J. H. BavinckMan by virtue of his place in the world, must always and everywhere giveanswers to the same questions. He has to struggle with the basic problems whichhis existence itself entails. He is afflicted by grief and misfortune; he meets bothadverse and prosperous conditions; deep in his heart he has a vague feeling of responsibility; he has to adapt himself to the course of nature; he is aware heonly a small being in the immeasurable greatness of the universe; and he knows very well that sooner or later death will knock at his door. Wherever he goes, heis surrounded by a multitude of questions, and although he has the power toescape from them for a certain time, he cannot help being overwhelmed by themat times. His being on earth is itself such an immense riddle that it threatens tocrush him. The answers to all the questions with which he has to struggle may bedifferent, but the problems themselves are always the same. And he has torespond to them, not only in his thinking and feeling but also in his wholeattitude to life, in his acts and rites, in his existence itself; his whole way of life isa response. Therefore it stand to reason that this universal religiousconsciousness, with all its antagonisms and tensions, is something real and is to be found wherever men live and toil.Is it possible to formulate the main points which have drawn the attention of man? Let us call them “magnetic points,” because they are points which demandour attention and which we cannot evade. We cannot help being confronted withthem. Since they are rooted in our existence, they are stronger than ourselves,and somehow we must come to grips with them. We can define five suchmagnetic points, or focal points. It is our intention to deal with each of themmore elaborately later on, but here we shall confine ourselves to mentioning theirnames.The first focus point could be called

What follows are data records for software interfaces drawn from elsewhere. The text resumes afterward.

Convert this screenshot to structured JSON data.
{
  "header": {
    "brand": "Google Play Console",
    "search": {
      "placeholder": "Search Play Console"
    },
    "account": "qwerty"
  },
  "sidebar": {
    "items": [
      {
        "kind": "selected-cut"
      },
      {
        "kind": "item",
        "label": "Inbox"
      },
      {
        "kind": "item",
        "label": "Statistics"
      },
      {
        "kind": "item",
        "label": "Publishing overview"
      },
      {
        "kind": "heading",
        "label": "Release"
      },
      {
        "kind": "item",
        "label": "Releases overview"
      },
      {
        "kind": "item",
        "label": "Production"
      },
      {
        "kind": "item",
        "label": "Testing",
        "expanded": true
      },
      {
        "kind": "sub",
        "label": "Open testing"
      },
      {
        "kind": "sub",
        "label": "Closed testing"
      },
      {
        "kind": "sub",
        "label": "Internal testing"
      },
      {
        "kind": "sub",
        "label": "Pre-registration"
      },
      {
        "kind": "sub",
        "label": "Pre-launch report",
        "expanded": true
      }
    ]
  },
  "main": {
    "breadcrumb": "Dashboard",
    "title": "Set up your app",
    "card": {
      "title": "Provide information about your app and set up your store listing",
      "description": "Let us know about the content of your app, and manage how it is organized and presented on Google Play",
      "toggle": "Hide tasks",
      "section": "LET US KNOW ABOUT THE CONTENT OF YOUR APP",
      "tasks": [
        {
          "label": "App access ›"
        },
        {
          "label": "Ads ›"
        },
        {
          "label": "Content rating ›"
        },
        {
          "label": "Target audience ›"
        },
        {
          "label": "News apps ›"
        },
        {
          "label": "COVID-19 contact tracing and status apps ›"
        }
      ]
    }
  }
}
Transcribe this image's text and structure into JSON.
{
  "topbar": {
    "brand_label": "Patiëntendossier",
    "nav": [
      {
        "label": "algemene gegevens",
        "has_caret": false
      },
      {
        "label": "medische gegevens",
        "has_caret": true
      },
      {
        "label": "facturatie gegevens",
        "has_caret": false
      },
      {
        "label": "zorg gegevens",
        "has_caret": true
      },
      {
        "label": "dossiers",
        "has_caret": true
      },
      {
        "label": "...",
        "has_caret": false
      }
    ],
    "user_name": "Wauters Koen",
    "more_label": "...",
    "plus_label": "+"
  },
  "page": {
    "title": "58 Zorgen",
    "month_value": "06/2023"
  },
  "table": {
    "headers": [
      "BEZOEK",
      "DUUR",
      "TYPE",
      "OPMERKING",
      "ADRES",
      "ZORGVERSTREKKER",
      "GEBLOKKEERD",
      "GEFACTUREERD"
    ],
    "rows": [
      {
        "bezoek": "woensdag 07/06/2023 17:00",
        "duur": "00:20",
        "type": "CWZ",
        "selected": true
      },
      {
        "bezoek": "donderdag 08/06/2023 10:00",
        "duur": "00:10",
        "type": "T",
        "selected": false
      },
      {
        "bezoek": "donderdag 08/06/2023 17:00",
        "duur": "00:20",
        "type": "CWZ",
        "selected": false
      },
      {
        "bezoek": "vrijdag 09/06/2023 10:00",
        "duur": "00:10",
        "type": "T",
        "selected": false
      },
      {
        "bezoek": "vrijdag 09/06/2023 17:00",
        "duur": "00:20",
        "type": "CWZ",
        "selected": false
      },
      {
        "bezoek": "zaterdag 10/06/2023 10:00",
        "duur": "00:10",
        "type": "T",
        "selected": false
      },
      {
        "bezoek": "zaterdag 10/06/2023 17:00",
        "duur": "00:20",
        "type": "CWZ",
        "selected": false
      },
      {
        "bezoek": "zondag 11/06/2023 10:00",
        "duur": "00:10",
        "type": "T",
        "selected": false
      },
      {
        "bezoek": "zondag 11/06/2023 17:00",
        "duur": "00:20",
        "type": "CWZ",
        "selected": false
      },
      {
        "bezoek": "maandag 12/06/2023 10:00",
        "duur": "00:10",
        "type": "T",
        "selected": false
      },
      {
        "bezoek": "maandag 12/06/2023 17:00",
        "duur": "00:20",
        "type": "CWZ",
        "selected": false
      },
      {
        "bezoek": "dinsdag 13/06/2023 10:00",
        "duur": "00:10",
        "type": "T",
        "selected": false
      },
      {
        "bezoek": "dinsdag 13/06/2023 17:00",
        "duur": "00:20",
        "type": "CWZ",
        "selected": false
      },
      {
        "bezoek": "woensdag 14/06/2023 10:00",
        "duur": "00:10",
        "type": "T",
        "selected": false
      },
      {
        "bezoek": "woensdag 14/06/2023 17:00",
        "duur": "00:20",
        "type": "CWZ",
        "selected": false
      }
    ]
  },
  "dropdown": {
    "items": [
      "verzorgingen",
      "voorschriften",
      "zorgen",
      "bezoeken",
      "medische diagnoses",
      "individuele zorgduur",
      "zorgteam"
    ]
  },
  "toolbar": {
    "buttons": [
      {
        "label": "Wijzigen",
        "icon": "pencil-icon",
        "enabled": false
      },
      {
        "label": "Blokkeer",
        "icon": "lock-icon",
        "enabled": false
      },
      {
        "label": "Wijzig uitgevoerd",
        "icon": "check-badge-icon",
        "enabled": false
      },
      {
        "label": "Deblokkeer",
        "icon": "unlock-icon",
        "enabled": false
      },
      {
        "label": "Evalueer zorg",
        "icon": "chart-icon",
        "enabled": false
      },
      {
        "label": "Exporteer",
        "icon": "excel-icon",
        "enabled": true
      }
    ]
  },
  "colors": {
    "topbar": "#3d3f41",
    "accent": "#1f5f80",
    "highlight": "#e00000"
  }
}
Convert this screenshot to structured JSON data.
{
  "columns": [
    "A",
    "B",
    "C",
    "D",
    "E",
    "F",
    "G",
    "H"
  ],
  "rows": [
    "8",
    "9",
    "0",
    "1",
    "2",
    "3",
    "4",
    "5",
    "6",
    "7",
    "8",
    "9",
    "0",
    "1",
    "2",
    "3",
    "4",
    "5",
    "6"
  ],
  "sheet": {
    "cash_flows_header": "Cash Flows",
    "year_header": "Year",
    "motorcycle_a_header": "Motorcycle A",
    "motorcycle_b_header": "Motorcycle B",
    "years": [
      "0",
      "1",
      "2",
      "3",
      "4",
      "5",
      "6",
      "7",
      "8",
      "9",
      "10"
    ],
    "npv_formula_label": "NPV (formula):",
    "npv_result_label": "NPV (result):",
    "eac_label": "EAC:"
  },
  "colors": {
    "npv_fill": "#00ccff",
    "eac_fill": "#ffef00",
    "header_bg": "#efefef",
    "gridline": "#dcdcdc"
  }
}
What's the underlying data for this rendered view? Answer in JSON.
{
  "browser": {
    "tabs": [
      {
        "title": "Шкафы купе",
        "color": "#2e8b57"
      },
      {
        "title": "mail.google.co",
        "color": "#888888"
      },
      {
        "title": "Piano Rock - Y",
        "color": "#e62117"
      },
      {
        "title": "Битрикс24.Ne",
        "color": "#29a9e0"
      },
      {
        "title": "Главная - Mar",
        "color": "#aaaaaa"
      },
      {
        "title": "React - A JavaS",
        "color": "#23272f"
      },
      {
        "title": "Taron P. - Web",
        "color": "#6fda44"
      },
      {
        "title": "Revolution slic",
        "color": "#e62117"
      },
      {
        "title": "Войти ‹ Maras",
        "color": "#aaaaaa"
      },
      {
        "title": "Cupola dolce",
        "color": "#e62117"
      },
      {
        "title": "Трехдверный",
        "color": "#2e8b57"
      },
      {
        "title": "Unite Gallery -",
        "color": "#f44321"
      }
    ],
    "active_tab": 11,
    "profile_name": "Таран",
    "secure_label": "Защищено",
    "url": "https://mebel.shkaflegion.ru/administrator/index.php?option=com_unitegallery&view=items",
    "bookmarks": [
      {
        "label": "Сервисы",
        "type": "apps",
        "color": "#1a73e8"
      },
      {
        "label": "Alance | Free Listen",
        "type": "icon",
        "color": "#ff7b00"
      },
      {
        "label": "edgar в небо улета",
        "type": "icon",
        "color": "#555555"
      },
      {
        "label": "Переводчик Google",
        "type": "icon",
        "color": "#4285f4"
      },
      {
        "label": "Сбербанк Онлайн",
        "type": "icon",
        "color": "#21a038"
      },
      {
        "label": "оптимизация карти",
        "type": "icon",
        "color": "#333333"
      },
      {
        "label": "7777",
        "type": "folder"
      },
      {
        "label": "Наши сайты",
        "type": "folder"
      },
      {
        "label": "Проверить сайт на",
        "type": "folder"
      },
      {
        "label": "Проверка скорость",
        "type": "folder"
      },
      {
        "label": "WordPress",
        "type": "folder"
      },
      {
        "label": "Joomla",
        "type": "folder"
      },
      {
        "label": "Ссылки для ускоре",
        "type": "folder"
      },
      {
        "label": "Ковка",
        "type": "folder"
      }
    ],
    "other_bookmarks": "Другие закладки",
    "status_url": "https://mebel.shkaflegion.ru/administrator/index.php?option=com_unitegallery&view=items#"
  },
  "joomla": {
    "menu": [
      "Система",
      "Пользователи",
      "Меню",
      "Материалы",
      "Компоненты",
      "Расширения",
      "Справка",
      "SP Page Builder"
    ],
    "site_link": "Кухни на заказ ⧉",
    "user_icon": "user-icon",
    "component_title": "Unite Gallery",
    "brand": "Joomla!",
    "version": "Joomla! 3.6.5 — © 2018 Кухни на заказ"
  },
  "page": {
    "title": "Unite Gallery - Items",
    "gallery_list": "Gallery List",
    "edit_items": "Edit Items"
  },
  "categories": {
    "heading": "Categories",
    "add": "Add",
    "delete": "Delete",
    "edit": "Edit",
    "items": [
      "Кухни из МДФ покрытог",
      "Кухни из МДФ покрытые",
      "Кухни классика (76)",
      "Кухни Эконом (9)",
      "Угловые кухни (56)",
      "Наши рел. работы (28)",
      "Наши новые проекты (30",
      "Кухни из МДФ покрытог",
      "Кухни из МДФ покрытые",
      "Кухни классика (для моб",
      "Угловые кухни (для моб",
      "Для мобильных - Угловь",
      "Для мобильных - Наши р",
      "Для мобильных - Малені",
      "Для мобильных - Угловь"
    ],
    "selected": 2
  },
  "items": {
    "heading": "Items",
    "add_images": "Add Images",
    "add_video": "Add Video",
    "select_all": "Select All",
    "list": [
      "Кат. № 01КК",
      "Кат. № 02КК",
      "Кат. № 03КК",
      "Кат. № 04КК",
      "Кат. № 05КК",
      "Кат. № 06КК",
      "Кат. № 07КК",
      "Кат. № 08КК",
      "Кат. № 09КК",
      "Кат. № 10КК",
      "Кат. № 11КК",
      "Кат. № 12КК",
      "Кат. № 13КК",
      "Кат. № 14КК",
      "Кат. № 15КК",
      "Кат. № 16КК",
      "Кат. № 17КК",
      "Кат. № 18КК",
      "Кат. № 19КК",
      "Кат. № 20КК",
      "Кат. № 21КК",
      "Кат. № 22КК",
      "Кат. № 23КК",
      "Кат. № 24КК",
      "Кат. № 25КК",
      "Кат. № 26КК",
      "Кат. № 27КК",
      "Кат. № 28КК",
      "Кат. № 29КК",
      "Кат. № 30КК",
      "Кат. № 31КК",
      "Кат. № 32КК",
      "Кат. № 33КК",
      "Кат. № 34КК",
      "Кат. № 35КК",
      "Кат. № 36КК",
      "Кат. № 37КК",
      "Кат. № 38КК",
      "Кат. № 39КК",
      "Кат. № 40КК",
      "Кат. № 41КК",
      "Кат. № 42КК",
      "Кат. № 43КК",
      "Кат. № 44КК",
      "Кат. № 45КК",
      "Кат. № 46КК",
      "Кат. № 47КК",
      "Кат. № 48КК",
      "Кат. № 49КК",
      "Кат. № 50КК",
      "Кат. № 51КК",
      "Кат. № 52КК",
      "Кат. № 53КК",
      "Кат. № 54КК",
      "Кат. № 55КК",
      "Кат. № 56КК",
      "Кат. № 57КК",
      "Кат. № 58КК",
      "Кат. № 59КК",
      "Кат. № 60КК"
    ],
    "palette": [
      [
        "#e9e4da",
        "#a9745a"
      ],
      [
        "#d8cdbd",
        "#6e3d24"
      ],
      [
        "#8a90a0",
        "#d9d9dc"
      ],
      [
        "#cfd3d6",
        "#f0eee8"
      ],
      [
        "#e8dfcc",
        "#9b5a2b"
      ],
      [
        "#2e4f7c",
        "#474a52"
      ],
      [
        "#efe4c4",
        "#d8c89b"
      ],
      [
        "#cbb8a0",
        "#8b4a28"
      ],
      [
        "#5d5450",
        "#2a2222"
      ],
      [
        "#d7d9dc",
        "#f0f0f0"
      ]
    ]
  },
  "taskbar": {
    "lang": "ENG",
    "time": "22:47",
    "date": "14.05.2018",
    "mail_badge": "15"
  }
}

the sense of cosmic relationship
. It means that man feels a relationship with the cosmos. He is but a particle, anatom in the whole of the universe, but he knows that he is akin to the world in which he lives and to which he belongs, and that his life is in intimaterelationship with the life of nature. He senses that there is not distance betweenhimself and his environment. The first question man has to face is that of hisrelation to the cosmos. It can be summarized briefly as the relationship of
I andthe cosmos.
The second point
is the religious norm with which man is confronted
. Thereis something in his inmost being that warns him not to follow his own desires.He has a vague sense that there are certain rules which he must obey. It is therelationship of
I and the norm.
In the third place,
man comes face to face with the riddle of his existence
.He is conscious that he is an active being -- he does things; he is always busy. But